You get the idea: That would be terrible! Both sites would be ghost towns.

And yet, Reddit’s algorithms surprise, even discomfit, for a couple reasons. Many users aren’t aware the algorithms are even in operation. (Schneider says none of the users he asked knew about it.) And the front page quota system, together with the well-publicized political wrangling of Reddit’s volunteer moderators, make pretty convincing evidence that “the crowd” has markedly less power than it thinks.

On top of that, there’s a growing sense of anxiety around algorithms on social networks in general, no matter how practical they may be. It’s in our best interest, of course, to see the Yelp reviews by the most reliable writers, and the Amazon products we’re most likely to buy. But increasingly, algorithms filter — and in a substantial way, control — just about everything we see online. There are precious few platforms where that is not the case. (Even Twitter, one of the last mainstream holdouts, recently indicated it was considering a filtered feed.) And that is insidious, really, because you don’t know what you’re not seeing — and in many cases, you don’t realize you’re missing anything, at all.

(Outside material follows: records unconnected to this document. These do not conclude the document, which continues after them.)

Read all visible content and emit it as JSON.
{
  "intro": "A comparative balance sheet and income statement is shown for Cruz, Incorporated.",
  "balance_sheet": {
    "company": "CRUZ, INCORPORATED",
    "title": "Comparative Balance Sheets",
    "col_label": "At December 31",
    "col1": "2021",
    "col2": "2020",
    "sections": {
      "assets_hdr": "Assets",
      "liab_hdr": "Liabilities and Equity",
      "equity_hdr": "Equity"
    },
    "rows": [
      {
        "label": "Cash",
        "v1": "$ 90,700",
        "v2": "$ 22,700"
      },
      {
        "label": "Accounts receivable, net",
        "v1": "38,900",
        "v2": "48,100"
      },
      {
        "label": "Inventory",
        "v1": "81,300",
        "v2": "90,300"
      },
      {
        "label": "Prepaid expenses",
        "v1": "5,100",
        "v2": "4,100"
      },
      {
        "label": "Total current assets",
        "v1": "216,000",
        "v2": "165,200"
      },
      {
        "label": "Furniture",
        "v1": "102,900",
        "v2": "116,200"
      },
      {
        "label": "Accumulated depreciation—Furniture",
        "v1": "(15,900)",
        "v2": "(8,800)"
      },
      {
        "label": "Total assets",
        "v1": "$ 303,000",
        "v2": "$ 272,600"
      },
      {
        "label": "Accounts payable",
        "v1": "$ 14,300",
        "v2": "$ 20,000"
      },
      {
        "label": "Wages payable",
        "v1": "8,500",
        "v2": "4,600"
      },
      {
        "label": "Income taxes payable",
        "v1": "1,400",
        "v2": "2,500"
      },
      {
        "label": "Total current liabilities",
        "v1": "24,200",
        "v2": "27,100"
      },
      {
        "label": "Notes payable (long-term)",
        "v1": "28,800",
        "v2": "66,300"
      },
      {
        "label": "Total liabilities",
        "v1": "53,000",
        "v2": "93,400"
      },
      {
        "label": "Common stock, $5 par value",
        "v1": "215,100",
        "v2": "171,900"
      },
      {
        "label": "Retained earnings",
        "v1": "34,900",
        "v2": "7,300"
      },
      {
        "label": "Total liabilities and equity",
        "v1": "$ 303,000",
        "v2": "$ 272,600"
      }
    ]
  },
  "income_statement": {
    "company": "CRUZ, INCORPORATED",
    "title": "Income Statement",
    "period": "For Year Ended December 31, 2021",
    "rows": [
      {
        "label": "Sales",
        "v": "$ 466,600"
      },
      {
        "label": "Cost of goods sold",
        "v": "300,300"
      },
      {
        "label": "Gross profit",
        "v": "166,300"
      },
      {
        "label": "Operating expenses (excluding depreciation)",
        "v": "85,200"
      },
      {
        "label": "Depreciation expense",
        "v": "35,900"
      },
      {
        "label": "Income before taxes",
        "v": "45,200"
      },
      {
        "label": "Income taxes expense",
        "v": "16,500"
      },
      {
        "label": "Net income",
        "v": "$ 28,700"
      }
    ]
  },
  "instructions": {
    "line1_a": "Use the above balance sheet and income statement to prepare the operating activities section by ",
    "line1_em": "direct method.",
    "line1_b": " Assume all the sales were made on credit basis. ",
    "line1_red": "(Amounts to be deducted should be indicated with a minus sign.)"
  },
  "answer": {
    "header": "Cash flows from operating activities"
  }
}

On Reddit, one user seemed to circle that very question, asking Birch what he thought about the patterns that Schneider’s research turned up. “Do they jive with the vision of Reddit you have?” he asked.

“I think it’s hard to say,” Birch wrote back. “It’s not a simple problem to solve, and it really depends how you want things to behave.”

If you want fewer AMAs, cat GIFs and “shower thoughts,” though, it’s pretty okay.